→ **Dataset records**
----

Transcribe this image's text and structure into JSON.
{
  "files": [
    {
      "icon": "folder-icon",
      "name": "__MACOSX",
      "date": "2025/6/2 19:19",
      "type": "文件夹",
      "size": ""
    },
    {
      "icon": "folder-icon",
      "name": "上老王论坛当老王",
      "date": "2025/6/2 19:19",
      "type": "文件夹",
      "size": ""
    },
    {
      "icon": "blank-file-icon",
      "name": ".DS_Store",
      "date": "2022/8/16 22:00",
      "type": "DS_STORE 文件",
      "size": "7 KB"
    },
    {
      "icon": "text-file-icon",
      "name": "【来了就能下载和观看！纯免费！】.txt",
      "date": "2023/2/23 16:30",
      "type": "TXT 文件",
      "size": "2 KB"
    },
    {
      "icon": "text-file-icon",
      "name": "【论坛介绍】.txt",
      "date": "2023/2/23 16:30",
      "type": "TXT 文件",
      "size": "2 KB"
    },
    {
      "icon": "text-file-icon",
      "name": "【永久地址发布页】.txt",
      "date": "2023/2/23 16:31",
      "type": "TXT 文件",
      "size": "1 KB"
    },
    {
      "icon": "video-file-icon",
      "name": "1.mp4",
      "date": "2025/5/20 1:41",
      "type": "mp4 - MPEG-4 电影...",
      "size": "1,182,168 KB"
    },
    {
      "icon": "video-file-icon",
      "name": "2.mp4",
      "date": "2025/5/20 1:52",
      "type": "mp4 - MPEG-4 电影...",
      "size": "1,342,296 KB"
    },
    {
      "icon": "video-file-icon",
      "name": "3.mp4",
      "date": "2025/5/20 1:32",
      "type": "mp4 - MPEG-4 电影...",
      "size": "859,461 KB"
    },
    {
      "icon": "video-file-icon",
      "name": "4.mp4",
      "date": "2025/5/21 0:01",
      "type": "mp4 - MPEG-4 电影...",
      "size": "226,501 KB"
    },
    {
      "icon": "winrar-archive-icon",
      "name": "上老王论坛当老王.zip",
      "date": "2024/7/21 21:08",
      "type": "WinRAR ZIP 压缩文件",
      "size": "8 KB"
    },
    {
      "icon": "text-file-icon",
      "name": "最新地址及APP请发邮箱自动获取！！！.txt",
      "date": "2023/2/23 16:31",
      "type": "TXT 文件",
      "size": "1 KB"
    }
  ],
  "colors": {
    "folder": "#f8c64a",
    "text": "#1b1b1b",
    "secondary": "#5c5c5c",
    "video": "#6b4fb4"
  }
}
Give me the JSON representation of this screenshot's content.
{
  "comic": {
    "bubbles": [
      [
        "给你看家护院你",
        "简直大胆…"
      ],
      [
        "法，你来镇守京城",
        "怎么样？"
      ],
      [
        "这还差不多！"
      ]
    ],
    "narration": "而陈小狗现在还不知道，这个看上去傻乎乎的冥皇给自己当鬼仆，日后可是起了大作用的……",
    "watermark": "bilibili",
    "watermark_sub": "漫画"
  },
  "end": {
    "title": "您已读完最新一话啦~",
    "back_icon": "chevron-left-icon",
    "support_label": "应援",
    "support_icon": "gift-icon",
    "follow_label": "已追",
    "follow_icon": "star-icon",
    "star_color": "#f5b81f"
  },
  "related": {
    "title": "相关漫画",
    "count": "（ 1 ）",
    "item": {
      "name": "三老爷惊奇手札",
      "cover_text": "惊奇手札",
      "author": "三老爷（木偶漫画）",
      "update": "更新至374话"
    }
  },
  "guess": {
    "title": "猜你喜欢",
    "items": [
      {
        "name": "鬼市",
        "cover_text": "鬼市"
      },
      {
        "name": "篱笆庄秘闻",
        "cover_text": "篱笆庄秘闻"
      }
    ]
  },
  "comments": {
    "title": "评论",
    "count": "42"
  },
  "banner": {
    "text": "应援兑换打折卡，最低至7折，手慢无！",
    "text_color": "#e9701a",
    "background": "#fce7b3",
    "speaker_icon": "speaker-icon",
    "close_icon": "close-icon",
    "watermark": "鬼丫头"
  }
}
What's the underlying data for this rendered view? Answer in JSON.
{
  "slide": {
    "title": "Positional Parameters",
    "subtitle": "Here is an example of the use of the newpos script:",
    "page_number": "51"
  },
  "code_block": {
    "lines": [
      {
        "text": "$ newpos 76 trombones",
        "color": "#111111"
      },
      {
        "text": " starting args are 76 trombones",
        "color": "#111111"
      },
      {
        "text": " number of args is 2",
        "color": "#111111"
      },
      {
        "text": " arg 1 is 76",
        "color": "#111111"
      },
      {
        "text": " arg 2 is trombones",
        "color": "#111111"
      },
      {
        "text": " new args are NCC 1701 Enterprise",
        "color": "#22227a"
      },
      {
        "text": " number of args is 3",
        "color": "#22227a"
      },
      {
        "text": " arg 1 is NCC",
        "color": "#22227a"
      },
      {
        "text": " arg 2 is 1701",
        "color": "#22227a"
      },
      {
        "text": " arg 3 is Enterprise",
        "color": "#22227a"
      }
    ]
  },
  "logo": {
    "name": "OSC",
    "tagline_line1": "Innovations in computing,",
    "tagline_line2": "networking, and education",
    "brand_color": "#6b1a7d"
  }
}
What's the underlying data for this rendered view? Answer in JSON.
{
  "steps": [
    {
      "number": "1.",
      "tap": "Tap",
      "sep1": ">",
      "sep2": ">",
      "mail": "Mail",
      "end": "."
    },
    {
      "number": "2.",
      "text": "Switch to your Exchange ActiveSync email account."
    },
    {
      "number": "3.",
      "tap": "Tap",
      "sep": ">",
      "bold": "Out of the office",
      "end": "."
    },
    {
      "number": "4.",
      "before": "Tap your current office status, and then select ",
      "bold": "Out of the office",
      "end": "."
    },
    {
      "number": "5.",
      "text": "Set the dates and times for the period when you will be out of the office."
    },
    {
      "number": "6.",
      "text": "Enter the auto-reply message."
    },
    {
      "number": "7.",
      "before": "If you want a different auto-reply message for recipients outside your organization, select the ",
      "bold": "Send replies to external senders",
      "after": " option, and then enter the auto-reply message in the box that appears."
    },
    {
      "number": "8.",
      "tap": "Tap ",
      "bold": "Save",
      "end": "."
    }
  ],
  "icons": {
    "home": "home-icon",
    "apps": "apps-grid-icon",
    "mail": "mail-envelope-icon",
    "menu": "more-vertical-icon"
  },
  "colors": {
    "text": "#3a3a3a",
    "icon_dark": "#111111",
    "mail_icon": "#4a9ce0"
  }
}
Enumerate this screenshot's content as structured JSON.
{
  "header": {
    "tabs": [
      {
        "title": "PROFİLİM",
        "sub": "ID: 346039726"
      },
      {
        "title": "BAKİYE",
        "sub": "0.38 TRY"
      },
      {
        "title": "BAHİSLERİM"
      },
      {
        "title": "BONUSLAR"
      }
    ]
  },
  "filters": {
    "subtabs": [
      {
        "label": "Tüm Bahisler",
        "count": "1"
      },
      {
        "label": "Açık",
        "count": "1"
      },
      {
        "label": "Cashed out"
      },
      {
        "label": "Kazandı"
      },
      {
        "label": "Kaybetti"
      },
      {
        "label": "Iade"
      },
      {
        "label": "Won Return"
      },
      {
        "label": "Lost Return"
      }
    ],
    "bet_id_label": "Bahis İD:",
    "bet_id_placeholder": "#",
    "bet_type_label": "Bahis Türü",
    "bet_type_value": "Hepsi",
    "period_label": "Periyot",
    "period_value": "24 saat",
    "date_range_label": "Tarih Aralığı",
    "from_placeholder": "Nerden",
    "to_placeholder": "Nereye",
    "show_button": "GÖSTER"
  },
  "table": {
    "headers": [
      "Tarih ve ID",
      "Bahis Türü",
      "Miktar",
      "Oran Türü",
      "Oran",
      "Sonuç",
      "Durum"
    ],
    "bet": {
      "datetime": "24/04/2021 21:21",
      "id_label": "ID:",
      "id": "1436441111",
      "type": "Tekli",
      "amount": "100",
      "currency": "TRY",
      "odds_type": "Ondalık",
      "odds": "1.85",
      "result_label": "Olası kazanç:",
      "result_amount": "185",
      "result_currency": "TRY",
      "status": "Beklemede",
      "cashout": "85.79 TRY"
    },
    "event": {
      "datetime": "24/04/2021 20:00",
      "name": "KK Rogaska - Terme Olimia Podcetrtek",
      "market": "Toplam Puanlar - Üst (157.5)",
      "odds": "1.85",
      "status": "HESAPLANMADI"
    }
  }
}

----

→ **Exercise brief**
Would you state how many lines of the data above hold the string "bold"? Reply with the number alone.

→ **Solution to the problem**
4